== EXERCISE INPUT

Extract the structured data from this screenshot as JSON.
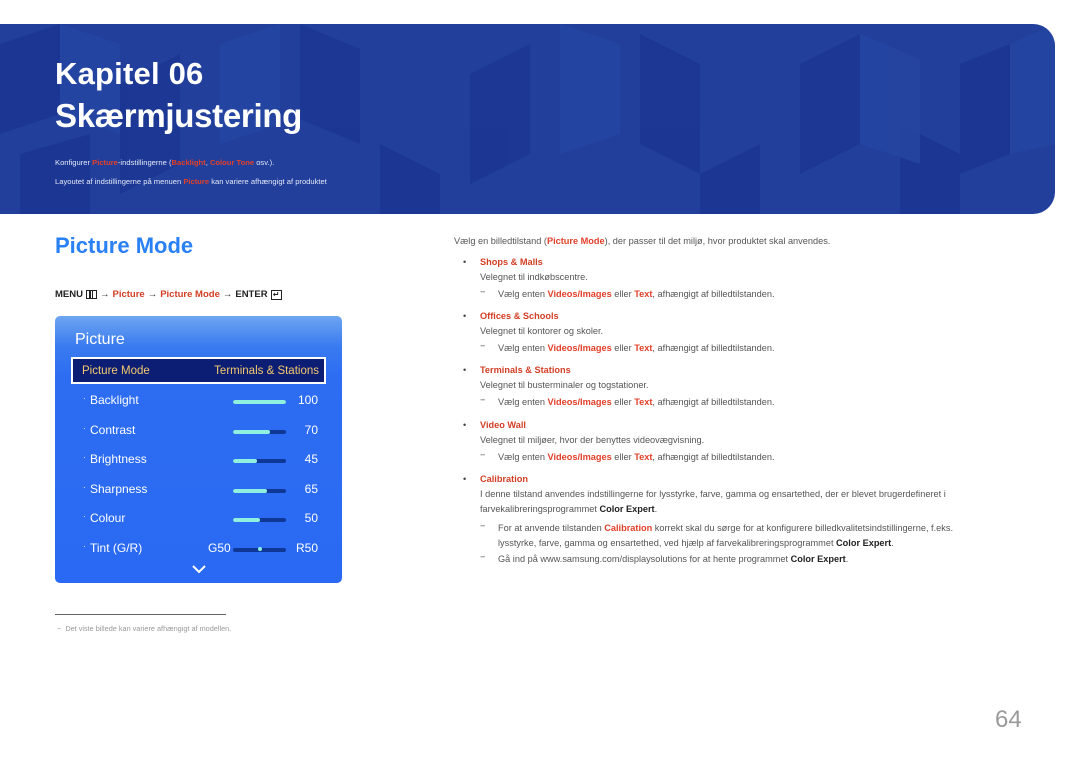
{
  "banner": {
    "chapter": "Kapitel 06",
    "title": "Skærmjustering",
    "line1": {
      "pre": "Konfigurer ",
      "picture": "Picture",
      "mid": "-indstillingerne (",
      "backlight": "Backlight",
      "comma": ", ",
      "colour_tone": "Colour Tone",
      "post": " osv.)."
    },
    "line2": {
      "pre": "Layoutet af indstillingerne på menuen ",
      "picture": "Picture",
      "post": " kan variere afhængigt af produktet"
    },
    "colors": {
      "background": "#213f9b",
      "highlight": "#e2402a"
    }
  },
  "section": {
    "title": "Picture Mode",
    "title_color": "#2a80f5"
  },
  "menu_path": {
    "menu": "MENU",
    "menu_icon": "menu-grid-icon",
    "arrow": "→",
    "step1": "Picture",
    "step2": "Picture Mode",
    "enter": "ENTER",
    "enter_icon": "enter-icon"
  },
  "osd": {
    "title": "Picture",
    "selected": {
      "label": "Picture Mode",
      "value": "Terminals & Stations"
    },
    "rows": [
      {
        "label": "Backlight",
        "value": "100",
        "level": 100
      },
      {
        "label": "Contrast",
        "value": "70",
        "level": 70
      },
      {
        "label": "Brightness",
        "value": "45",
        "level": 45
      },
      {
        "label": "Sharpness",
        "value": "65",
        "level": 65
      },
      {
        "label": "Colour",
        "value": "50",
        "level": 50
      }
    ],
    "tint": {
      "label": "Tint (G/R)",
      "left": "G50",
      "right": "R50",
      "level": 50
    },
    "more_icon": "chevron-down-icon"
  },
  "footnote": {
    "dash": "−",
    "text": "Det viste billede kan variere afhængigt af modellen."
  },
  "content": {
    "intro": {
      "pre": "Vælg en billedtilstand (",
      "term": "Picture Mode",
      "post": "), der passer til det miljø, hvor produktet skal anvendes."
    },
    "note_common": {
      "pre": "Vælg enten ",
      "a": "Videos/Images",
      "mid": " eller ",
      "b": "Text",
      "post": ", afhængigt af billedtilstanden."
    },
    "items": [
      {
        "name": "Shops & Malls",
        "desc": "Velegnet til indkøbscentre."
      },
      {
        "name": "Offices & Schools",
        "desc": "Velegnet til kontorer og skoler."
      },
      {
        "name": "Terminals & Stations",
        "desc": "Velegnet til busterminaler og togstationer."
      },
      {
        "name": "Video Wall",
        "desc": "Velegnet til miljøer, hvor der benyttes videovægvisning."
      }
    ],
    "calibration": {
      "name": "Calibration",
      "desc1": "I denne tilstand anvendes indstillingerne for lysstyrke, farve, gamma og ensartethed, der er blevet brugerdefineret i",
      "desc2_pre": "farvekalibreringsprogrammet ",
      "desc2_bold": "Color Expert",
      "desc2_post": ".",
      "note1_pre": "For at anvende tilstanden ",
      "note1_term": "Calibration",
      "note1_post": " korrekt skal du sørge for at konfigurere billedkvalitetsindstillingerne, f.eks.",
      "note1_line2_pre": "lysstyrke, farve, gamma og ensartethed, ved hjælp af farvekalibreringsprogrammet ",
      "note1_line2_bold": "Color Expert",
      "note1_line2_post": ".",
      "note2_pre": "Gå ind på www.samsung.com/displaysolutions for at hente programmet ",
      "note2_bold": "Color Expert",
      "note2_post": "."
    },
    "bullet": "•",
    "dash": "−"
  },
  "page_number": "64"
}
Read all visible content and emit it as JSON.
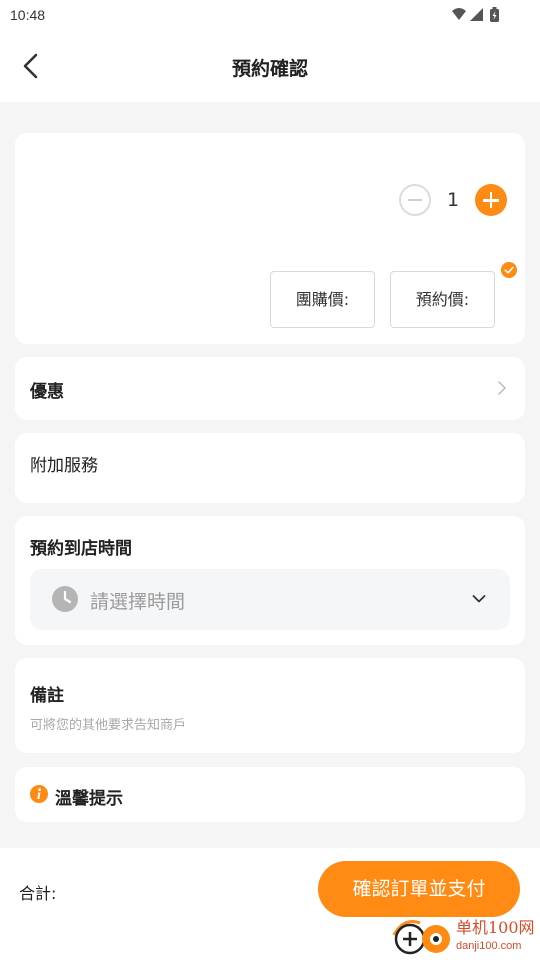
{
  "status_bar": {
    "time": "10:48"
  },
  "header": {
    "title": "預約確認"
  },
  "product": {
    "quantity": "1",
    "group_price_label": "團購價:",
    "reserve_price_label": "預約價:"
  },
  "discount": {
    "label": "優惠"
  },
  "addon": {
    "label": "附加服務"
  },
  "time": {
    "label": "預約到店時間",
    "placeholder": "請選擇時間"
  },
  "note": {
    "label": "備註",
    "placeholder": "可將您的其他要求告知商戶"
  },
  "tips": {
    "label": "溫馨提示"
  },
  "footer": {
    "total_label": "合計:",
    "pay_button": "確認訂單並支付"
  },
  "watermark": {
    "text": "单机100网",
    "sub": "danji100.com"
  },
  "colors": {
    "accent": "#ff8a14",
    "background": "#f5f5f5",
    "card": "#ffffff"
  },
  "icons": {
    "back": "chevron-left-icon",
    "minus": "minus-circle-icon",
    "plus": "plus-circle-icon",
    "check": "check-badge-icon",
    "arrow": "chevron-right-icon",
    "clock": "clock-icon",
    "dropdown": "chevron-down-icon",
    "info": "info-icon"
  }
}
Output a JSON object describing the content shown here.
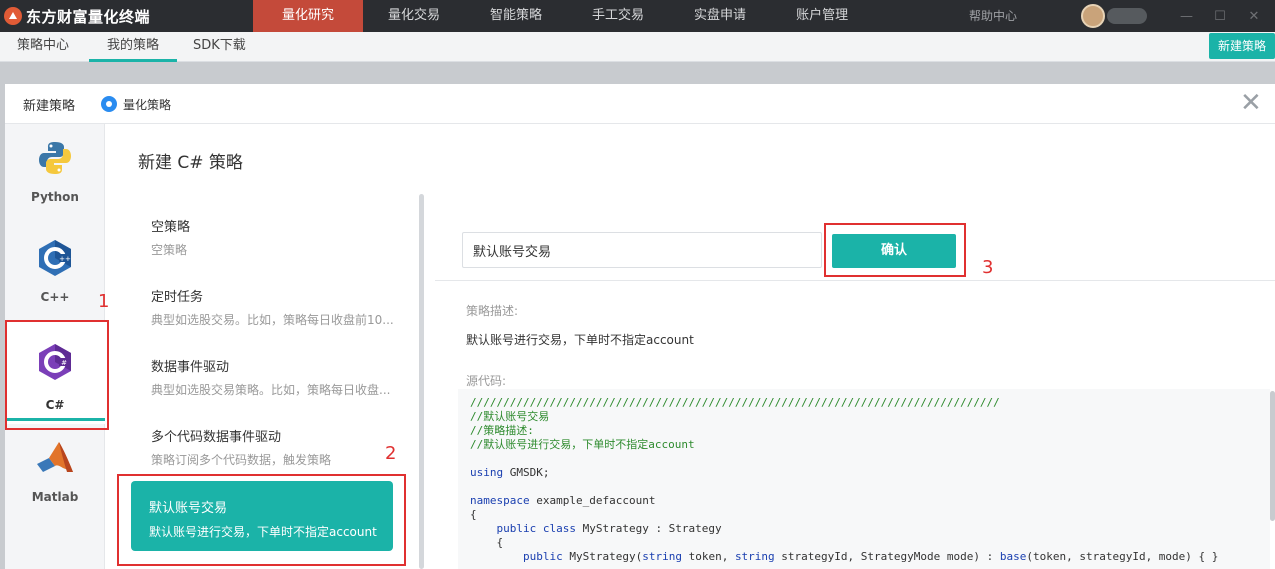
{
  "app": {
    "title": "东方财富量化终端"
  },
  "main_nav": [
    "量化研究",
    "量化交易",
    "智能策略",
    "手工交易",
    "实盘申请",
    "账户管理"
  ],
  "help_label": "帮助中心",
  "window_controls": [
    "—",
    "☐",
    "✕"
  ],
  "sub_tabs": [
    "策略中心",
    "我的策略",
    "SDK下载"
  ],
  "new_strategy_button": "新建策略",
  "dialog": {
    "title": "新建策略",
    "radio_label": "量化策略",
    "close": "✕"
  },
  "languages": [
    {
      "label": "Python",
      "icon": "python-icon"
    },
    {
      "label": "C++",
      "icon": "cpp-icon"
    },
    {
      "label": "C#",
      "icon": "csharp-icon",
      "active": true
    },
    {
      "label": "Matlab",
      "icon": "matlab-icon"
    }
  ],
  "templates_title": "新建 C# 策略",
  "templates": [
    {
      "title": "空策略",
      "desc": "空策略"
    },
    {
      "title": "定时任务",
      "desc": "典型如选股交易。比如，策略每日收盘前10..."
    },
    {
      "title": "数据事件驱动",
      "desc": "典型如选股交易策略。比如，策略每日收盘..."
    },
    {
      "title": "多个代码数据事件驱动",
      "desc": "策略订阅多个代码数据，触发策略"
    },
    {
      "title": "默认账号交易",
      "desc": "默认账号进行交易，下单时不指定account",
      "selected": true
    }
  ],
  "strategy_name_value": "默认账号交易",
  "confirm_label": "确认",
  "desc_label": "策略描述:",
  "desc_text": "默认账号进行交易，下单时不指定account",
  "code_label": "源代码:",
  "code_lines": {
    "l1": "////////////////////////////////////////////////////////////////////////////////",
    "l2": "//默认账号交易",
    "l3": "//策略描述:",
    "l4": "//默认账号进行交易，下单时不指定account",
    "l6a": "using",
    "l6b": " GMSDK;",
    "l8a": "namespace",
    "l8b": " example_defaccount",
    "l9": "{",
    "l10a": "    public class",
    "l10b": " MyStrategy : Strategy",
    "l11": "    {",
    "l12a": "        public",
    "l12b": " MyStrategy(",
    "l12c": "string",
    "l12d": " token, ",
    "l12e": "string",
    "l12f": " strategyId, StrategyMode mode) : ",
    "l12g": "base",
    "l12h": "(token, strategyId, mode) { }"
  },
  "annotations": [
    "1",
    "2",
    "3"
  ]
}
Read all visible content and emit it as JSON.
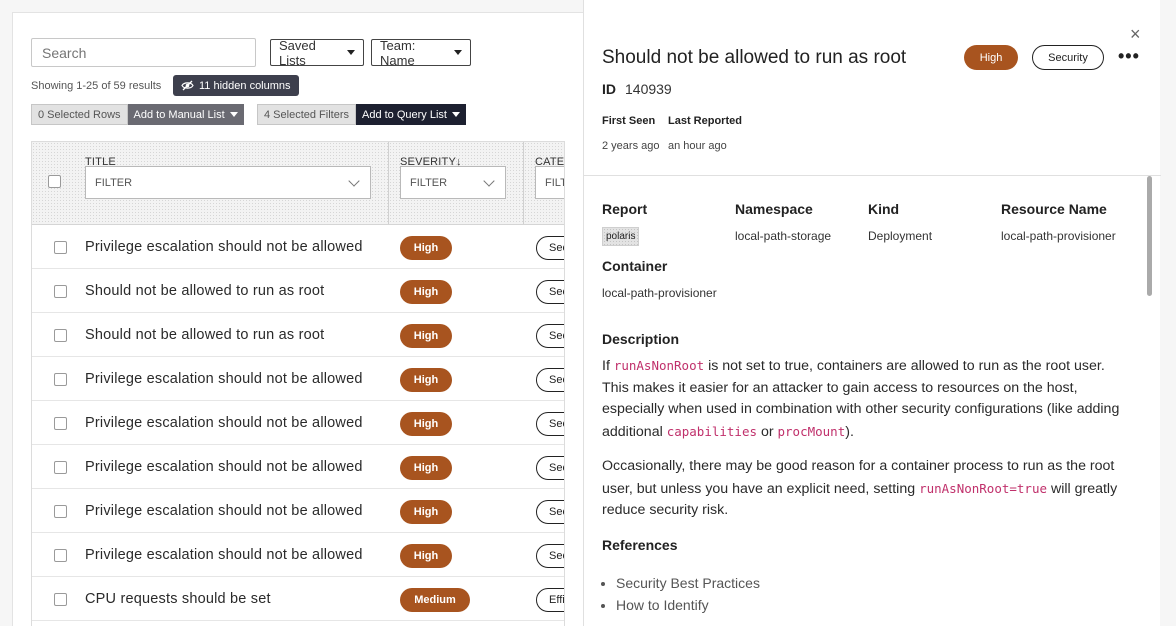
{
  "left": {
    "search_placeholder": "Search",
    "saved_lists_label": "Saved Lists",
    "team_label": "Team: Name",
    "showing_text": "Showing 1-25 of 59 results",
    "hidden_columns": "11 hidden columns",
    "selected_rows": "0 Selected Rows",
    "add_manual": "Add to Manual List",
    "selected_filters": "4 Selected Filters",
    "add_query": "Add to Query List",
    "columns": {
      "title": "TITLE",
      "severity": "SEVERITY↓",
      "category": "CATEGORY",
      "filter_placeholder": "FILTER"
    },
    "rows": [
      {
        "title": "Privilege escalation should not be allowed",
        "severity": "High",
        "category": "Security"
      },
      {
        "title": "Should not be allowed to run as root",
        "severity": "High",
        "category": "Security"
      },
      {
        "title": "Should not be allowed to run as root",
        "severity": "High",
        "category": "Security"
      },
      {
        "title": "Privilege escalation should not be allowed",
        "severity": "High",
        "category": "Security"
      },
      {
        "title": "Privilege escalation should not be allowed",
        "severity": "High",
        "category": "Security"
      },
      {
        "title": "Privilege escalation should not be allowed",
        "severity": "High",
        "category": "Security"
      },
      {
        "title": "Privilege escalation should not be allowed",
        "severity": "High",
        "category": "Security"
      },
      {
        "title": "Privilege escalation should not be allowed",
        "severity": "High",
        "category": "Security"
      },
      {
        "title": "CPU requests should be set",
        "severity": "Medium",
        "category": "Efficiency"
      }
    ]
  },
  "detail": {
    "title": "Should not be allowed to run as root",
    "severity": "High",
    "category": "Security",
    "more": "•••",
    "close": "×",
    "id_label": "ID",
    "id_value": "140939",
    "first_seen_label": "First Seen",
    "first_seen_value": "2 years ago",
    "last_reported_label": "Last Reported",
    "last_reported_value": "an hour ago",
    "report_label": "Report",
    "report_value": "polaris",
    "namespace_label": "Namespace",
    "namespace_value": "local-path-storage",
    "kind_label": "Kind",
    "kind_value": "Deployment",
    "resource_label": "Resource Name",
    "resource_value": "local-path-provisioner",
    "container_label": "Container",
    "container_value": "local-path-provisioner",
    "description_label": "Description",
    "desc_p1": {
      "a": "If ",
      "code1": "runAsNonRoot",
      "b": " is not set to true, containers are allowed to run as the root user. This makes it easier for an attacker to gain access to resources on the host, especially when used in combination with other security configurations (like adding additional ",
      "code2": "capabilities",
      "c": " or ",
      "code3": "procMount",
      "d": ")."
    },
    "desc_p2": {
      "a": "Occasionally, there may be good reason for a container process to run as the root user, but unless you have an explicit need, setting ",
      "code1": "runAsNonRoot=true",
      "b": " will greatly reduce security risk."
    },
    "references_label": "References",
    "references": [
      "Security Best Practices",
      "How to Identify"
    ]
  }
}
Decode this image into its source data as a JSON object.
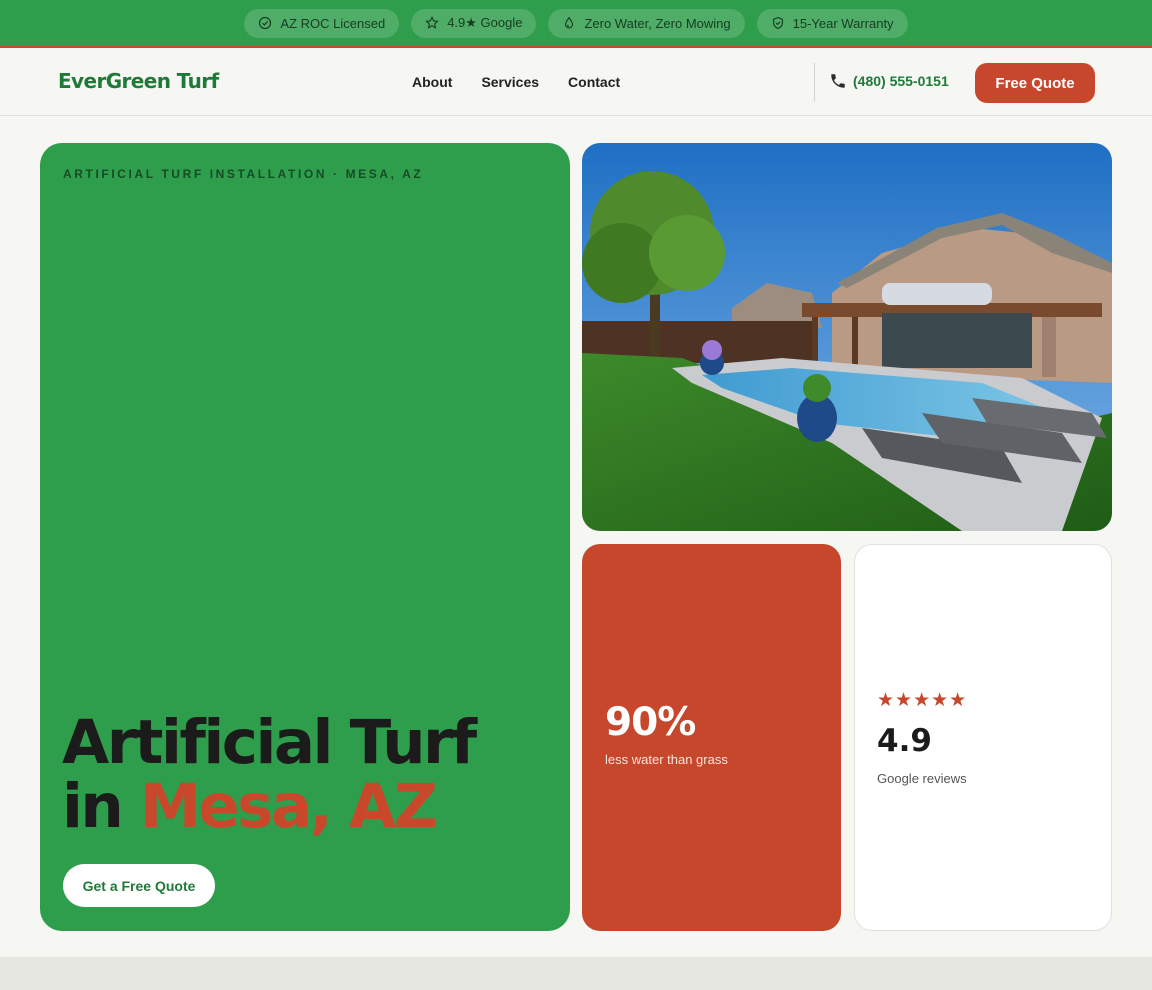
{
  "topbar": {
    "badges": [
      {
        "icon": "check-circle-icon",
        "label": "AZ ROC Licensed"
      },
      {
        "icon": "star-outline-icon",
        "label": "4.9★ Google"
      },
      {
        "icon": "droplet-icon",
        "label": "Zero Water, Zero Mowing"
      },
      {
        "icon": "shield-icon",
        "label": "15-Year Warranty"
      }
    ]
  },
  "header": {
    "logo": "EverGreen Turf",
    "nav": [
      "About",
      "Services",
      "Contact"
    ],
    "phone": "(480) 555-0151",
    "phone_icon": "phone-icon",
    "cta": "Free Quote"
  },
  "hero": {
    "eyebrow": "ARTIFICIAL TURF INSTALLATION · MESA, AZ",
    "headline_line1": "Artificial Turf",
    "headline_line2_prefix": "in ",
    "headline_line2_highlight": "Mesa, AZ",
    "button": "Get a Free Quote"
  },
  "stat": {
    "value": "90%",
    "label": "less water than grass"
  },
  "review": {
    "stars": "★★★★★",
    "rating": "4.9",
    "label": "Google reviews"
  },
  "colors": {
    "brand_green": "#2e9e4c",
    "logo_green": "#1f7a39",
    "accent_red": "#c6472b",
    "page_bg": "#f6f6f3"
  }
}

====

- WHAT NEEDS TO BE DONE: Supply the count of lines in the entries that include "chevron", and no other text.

- TASK RESULT: 4